Central bank vows to keep monetary policy consistent
The current interest rate level is unlikely to rise remarkably after the New Year's holiday, with short-term market rates staying around the policy rates, they said. The experts predicted that the monetary authorities will not accelerate the end of accommodative monetary policies even as China looks forward to strong growth in 2021.
Experts said such signals can be seen from a quarterly policy meeting of the People's Bank of China, the central bank. Meeting participants decided to maintain necessary support for economic recovery and further use the relending and rediscount facilities as well as monetary policy tools to directly finance the real economy, according to a statement released by the central bank late on Tuesday.
The meeting, held by the PBOC's monetary policy committee and chaired by Yi Gang, the central bank governor, also urged further strengthening of financial support for technology innovation, small and micro enterprises and green development. It also confirmed the extension of two special mechanisms that allow delayed repayments of loans for small and medium-sized enterprises and preferential interest rates for loans.
In January, the PBOC is expected to use various monetary policy tools to inject more funds into the financial system to prevent a shortage of liquidity, especially through open market operations. But it is less likely to lower the reserve requirement ratio－the proportion of financial institutions' cash that must remain in reserve in the central bank, said Yang Yewei, an analyst at Guosheng Securities.
The monetary authorities declared in the fourth quarter's policy meeting that China's shifting of the benchmark lending rate toward the prime loan rate has been completed for outstanding loans with floating interest rates. As a result, the efficiency of the monetary policy transmission mechanism has been improved and the lending rates have dropped remarkably.
In the coming months, the PBOC will continue to "release the potential of reform measures" and "consolidate the results of the decline in the actual lending rates", the meeting's statement said. It also pledged to guide financial institutions to increase medium and long-term loans for manufacturing.
Maintaining basic tone
Ming Ming, a senior analyst at CITIC Securities, said that the PBOC is maintaining the basic tone of its monetary policy, which is flexible, targeted, reasonable and adaptive. "At the beginning of 2021, the liquidity situation will have a big impact on the market. And we should also pay close attention to the amount of government bonds issued, which will influence credit growth," he said.
At present, banks' excess reserves are at a relatively high level, which will ensure the central bank has space for additional policy accommodation, said Ming.
China's consumer price index, a main gauge of inflation, decreased by 0.5 percent in November from a year earlier, hitting the lowest level in more than a decade. The last time the country's CPI entered negative territory was in October 2009.
"With inflation low and the recovery, especially of private demand, still relatively fragile, it's important to maintain accommodative policies and to avoid premature tightening," said Sebastian Eckardt, lead economist for China at the World Bank.
Experts said prudent monetary policy should be better coordinated with proactive fiscal policy next year to spur economic growth.
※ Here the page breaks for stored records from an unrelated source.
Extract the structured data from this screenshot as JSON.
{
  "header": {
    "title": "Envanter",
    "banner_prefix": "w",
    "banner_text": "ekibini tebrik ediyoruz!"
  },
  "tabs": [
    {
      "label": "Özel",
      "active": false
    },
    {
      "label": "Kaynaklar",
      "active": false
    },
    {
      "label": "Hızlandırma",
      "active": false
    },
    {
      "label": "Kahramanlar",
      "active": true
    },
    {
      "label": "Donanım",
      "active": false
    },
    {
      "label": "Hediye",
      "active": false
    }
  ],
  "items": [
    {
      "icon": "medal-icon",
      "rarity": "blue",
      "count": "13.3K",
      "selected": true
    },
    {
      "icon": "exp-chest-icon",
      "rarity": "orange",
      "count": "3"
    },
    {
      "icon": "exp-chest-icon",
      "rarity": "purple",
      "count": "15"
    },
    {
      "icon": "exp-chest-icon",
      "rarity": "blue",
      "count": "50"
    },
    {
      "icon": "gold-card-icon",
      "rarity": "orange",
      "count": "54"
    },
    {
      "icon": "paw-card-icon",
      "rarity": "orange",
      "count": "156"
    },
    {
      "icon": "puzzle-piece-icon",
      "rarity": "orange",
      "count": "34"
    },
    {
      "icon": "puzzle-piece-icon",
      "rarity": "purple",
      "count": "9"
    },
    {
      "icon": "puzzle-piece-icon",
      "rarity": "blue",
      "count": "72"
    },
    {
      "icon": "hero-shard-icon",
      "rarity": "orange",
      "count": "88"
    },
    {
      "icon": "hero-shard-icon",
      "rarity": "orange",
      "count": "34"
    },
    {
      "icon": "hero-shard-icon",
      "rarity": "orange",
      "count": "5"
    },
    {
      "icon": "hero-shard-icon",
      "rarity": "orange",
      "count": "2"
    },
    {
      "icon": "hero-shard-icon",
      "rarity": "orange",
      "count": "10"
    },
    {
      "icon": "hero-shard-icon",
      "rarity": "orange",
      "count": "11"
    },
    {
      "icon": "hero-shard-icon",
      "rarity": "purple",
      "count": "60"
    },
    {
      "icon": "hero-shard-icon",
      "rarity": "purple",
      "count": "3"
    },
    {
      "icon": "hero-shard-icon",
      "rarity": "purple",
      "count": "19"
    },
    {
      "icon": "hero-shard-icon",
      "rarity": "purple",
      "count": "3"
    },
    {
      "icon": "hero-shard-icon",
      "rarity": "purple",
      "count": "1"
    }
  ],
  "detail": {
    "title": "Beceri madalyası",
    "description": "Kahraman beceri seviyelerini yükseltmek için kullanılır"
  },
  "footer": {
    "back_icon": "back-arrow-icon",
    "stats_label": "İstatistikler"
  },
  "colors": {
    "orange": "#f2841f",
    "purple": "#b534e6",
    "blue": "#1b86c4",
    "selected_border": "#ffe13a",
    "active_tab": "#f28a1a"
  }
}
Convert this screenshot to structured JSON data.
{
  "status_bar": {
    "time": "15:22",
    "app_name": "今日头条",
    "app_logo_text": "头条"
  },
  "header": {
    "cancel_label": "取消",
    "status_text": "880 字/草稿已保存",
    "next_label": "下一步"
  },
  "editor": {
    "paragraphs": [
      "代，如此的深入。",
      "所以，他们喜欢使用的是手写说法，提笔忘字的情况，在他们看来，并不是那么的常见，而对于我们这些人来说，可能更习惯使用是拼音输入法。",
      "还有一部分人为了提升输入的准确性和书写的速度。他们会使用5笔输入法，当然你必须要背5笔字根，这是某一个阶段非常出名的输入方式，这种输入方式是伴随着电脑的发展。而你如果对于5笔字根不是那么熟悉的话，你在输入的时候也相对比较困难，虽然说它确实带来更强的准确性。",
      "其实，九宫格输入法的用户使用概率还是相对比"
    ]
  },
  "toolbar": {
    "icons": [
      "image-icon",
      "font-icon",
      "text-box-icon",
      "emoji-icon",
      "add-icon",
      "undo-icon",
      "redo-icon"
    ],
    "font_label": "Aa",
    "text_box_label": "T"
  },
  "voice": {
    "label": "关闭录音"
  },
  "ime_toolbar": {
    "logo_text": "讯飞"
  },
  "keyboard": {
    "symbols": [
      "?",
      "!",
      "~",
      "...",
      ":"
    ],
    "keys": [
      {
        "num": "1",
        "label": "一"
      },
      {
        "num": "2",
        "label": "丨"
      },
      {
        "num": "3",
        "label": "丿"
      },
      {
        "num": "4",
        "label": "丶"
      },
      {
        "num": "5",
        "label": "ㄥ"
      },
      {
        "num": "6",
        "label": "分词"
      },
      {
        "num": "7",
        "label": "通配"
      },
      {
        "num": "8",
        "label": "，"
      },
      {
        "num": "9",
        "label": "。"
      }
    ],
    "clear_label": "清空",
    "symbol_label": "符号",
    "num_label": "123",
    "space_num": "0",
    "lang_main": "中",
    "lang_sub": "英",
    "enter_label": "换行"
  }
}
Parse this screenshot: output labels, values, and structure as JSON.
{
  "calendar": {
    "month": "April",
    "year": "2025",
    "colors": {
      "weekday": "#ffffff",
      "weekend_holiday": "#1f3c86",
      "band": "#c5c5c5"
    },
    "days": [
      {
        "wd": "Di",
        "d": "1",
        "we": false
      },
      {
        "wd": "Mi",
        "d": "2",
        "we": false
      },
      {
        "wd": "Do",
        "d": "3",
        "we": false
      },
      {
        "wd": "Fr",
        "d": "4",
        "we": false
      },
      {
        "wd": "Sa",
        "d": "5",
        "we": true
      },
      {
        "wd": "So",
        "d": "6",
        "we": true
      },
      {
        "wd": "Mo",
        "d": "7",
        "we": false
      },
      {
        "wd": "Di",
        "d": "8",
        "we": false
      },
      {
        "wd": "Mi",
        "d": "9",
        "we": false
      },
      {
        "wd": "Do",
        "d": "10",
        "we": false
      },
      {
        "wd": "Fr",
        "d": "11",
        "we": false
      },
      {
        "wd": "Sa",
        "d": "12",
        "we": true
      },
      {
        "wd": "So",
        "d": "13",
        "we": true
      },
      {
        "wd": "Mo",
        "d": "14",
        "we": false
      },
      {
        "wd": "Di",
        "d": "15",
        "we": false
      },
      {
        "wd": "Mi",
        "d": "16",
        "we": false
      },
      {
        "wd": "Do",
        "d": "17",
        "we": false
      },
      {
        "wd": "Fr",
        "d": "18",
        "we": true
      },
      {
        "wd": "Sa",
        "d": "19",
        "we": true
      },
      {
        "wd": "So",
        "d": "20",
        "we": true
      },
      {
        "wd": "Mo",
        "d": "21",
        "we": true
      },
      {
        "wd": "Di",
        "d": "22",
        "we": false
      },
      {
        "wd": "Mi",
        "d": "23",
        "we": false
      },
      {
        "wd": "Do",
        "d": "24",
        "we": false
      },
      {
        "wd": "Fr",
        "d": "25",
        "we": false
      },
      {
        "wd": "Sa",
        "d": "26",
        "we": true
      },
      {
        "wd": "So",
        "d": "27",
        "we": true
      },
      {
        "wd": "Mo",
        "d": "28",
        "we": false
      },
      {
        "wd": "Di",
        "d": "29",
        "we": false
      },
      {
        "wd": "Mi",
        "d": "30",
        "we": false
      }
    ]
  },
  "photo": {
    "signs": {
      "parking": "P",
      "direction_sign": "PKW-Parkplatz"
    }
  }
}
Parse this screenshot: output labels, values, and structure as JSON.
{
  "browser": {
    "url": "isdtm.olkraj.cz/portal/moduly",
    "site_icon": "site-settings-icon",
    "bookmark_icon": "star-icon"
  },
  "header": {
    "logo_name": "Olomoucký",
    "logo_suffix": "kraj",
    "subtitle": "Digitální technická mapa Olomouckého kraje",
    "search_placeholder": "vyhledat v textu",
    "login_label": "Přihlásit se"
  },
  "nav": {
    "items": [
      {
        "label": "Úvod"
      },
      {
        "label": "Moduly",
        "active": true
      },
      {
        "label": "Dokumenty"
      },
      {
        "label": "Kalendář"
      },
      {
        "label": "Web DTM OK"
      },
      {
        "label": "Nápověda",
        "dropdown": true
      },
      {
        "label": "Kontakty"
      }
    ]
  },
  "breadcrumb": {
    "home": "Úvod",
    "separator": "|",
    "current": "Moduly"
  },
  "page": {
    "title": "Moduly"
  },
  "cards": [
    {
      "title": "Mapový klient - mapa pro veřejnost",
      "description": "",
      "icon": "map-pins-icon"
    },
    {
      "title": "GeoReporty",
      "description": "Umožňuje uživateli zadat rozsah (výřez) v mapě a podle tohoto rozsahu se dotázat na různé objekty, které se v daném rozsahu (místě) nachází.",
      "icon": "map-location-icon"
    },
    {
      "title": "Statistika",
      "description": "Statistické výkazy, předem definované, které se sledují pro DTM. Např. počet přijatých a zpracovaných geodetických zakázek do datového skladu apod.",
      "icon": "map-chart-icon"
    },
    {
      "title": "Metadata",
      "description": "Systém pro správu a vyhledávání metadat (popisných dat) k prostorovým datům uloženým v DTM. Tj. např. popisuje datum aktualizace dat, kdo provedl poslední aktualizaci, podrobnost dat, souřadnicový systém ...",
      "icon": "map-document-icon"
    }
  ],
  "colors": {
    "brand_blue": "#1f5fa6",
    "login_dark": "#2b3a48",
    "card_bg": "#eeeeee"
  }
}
Xu Sheng, a researcher at the China Academy of Macroeconomic Research, said that based on his research, proactive fiscal policy this year would contribute 1.57 percentage points of GDP growth, and the contribution may increase to 1.88 percentage points in 2021.
Xu, who suggested maintaining a sustainable and stable fiscal policy next year, expected the year-on-year fiscal spending growth rate to likely be about 8 percent, making it an adaptive growth rate, while total fiscal revenue may exceed 20 trillion yuan ($3.06 trillion).
Economists said that China still has fiscal space, especially at the central government level, but the government needs to rein in fiscal imbalances and improve fiscal sustainability.